The rampant errors published by The Gospel Coalition spark a debate about the degree in which Tim Keller is culpable for the false teaching propagated by this corporation. Tim Keller is the founder of The Gospel Coalition and still remains on their leadership board. Therefore, to some degree, Keller is responsible for the content on The Gospel Coalition.
The goal of this section will not be to itemize every false teaching of The Gospel Coalition but to provide a brief synopsis of them. The most pervasive of the errant teaching at The Gospel Coalition are as follows:
The Social Justice Gospel
Most notoriously, The Gospel Coalition promotes the false Social Justice Gospel. This is not only in regular articles but also in activism with promotion of organizations like the And Campaign.Even their bookstore promotes work by Jarvis Williams and Curtis Woods. Additionally, The Gospel Coalition unveiled a Marxist podcast series titled “As In Heaven.”
Side B Theology

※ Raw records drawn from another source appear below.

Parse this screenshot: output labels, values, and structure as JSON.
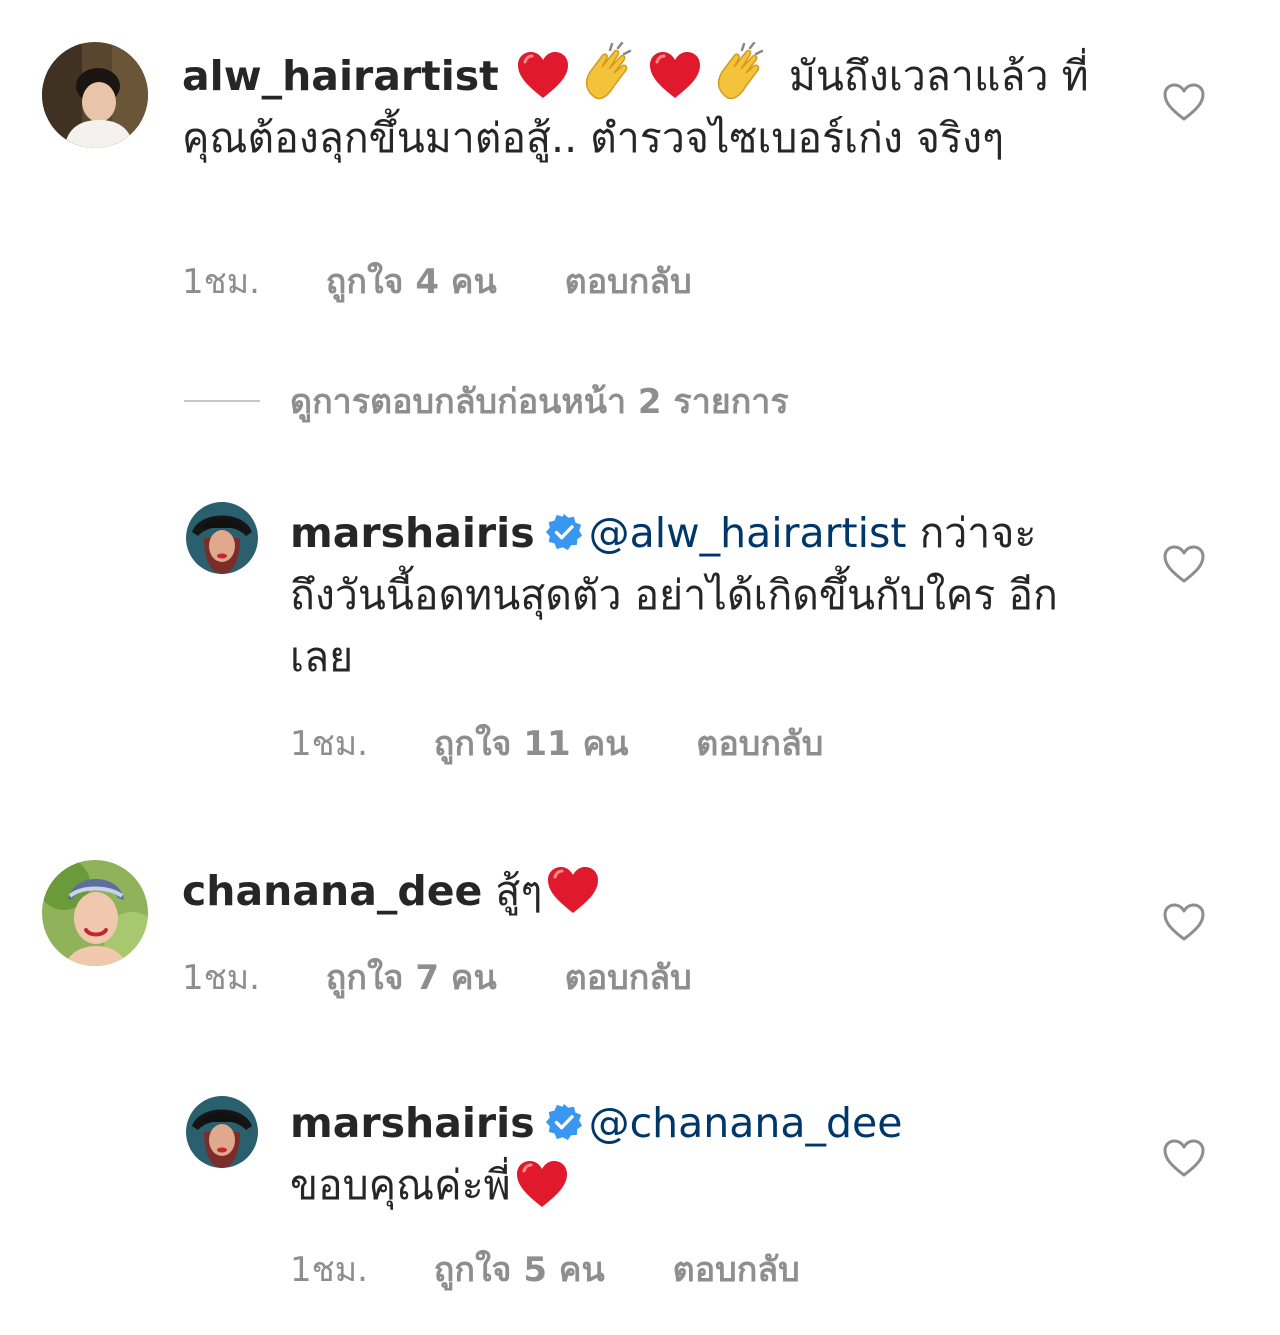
{
  "comments": [
    {
      "username": "alw_hairartist",
      "text_after_emojis": "มันถึงเวลาแล้ว",
      "text_rest": "ที่คุณต้องลุกขึ้นมาต่อสู้.. ตำรวจไซเบอร์เก่ง จริงๆ",
      "time": "1ชม.",
      "likes": "ถูกใจ 4 คน",
      "reply": "ตอบกลับ"
    },
    {
      "username": "marshairis",
      "mention": "@alw_hairartist",
      "text": "กว่าจะ ถึงวันนี้อดทนสุดตัว อย่าได้เกิดขึ้นกับใคร อีกเลย",
      "time": "1ชม.",
      "likes": "ถูกใจ 11 คน",
      "reply": "ตอบกลับ"
    },
    {
      "username": "chanana_dee",
      "text": "สู้ๆ",
      "time": "1ชม.",
      "likes": "ถูกใจ 7 คน",
      "reply": "ตอบกลับ"
    },
    {
      "username": "marshairis",
      "mention": "@chanana_dee",
      "text": "ขอบคุณค่ะพี่",
      "time": "1ชม.",
      "likes": "ถูกใจ 5 คน",
      "reply": "ตอบกลับ"
    }
  ],
  "view_replies_label": "ดูการตอบกลับก่อนหน้า 2 รายการ",
  "icons": {
    "like": "heart-outline-icon",
    "verified": "verified-badge-icon",
    "emoji_heart": "red-heart-emoji",
    "emoji_clap": "clapping-hands-emoji"
  },
  "colors": {
    "text": "#262626",
    "muted": "#8e8e8e",
    "mention": "#00376b",
    "verified": "#3897f0",
    "heart": "#e0192d"
  }
}
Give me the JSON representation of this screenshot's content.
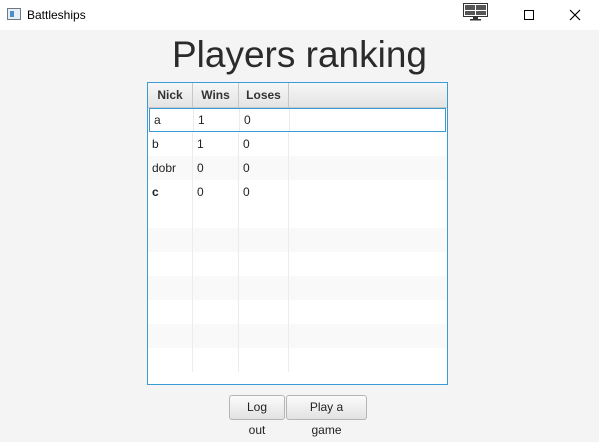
{
  "window": {
    "title": "Battleships",
    "icons": [
      "app-icon",
      "monitor-icon",
      "minimize-icon",
      "maximize-icon",
      "close-icon"
    ]
  },
  "page": {
    "title": "Players ranking"
  },
  "table": {
    "columns": [
      "Nick",
      "Wins",
      "Loses"
    ],
    "rows": [
      {
        "nick": "a",
        "wins": "1",
        "loses": "0",
        "selected": true
      },
      {
        "nick": "b",
        "wins": "1",
        "loses": "0"
      },
      {
        "nick": "dobr",
        "wins": "0",
        "loses": "0"
      },
      {
        "nick": "c",
        "wins": "0",
        "loses": "0",
        "bold": true
      }
    ],
    "empty_rows": 7
  },
  "buttons": {
    "logout": "Log out",
    "play": "Play a game"
  },
  "colors": {
    "accent": "#3a9ad6",
    "background": "#f4f4f4"
  }
}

The voices most supported by The Gospel Coalition on the topic of homosexuality and transgenderism are generally supporters of Side B Theology. Side B theology teaches that homosexuality is innate and that the behavior sinful but not the desires or the identity of homosexual. Side B proponents would debate the merits of the identity of “gay Christian” whereas the orthodox position would reject the label entirely. One such is false teacher, Rachel Gilson who passionately articulated that using the preferred pronouns of transvestites was a question of Christian liberty.
Around the globe, The Gospel Coalition is a force for evil promoting and justifying Branch Covidianism, a false religion built behind devotion to coronavirus. In addition to promoting lockdowns, mandates, vaccine passports, they also attacked pastors and churches that stood up for biblical ecclesiology which places Christ not the state at the head of the church. When gathering in obedience to Hebrew 10:24-25 became a fashionable position to take, TGC editor, Collin Hansen published a book advocating what he and coauthor Jonathan Leeman vehemently opposed.

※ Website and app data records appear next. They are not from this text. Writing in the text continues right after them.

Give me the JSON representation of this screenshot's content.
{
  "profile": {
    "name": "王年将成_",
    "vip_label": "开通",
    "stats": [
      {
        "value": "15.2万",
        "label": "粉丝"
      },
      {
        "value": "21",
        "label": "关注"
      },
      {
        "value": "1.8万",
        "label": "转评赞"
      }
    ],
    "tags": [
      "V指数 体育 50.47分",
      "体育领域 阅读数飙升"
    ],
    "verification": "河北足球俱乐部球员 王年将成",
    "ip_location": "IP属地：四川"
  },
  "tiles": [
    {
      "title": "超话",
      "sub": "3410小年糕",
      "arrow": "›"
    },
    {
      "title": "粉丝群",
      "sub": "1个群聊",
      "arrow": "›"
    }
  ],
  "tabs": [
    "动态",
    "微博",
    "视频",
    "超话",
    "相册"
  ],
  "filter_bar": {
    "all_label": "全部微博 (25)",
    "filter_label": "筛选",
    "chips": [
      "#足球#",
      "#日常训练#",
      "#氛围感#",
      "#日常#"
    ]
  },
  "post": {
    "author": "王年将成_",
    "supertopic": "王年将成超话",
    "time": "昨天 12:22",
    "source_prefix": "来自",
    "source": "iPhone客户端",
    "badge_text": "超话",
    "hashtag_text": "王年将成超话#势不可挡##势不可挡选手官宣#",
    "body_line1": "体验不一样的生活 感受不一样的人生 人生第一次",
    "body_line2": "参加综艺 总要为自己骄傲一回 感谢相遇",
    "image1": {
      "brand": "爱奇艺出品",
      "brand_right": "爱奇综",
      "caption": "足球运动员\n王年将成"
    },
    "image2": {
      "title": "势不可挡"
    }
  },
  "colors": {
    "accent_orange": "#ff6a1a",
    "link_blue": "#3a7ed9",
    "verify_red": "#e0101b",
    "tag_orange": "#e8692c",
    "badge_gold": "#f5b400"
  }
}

Effeminacy is a sin (1 Corinthians 6:9-10). The Gospel Coalition is generally characterized by its effeminate articles that poorly address the issues of modern day culture and promote winsome behavior instead of biblical behavior.
If Evangelical Dark Web published the material that The Gospel Coalition does, a believer would rightly doubt my faith in Christ. The Gospel Coalition has repeatedly shown to be an enemy within the church, and this is reflective of the legacy of Tim Keller.

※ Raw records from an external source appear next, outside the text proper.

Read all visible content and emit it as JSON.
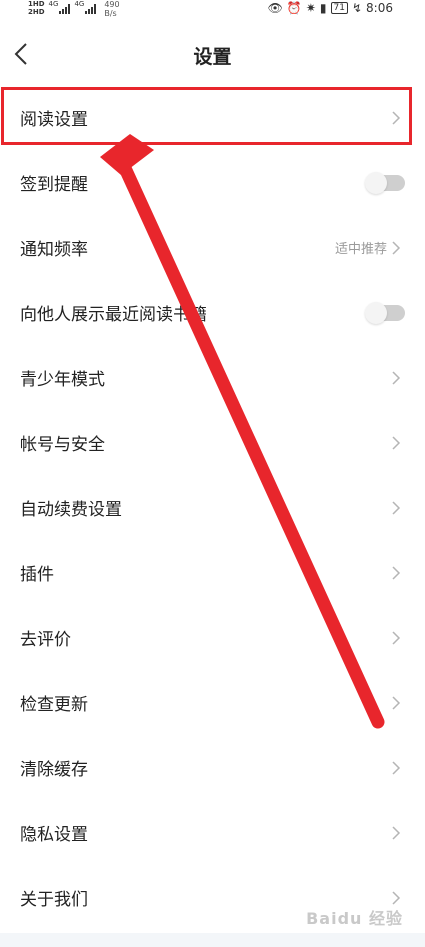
{
  "status_bar": {
    "sim1": "1HD",
    "sim2": "2HD",
    "network1": "4G",
    "network2": "4G",
    "speed_value": "490",
    "speed_unit": "B/s",
    "battery": "71",
    "time": "8:06"
  },
  "header": {
    "title": "设置"
  },
  "settings": [
    {
      "label": "阅读设置",
      "control": "chevron"
    },
    {
      "label": "签到提醒",
      "control": "toggle",
      "on": false
    },
    {
      "label": "通知频率",
      "control": "chevron",
      "value": "适中推荐"
    },
    {
      "label": "向他人展示最近阅读书籍",
      "control": "toggle",
      "on": false
    },
    {
      "label": "青少年模式",
      "control": "chevron"
    },
    {
      "label": "帐号与安全",
      "control": "chevron"
    },
    {
      "label": "自动续费设置",
      "control": "chevron"
    },
    {
      "label": "插件",
      "control": "chevron"
    },
    {
      "label": "去评价",
      "control": "chevron"
    },
    {
      "label": "检查更新",
      "control": "chevron"
    },
    {
      "label": "清除缓存",
      "control": "chevron"
    },
    {
      "label": "隐私设置",
      "control": "chevron"
    },
    {
      "label": "关于我们",
      "control": "chevron"
    }
  ],
  "annotation": {
    "color": "#e8262c"
  },
  "watermark": "Baidu 经验"
}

The concerns with Tim Keller are simple; however, because Keller is a huge name in Evangelicalism, there is greater resistance to drawing the same conclusion you would draw to a lesser known figure. In this way, this verdict is quite similar to John Piper. However, it is undeniable that Keller is far worse than Piper. When it comes to creation, Tim Keller is theologically liberal, which is a euphemism for apostate. Keller clearly uses Darwinian Evolution as a framework for interpreting the creation account in Genesis. In this process he has legitimized evil men like Francis Collins in the eyes of Evangelicalism who denies the biblical Adam. Darwinian Evolution is a separate religion from Christianity. It’s an incompatible creation story and there is no basis for morality with Darwinism. Yet this syncretism is highly apparent in Keller’s theology.
Additionally, Tim Keller is highly influential in advancing the Social Justice Gospel. But Tim Keller is not jumping on the bandwagon of Social Justice. Keller is not merely taken captive by vain ideology of Cultural Marxism. He has been a Marxist this entire time. Keller has not changed.
Tim Keller’s legacy will undeniably be one of great harm to the church. Even his own church post his retirement, would institute medical apartheid. Most recently, the prospect of terminal cancer has Keller becoming more brazen with his beliefs, actively pushing a seminar that promoted third-waysim and promoting Stephen Colbert’s false gospel.
What many would consider an abysmal finish for one of the top names in Evangelicalism is more accurately described as the unravelling of someone who was groomed by theological liberals to advance theological liberalism. The conclusion of the entirety of Tim Keller’s ministry is that he has been an enemy within the church. This would merit a Category 4 rating.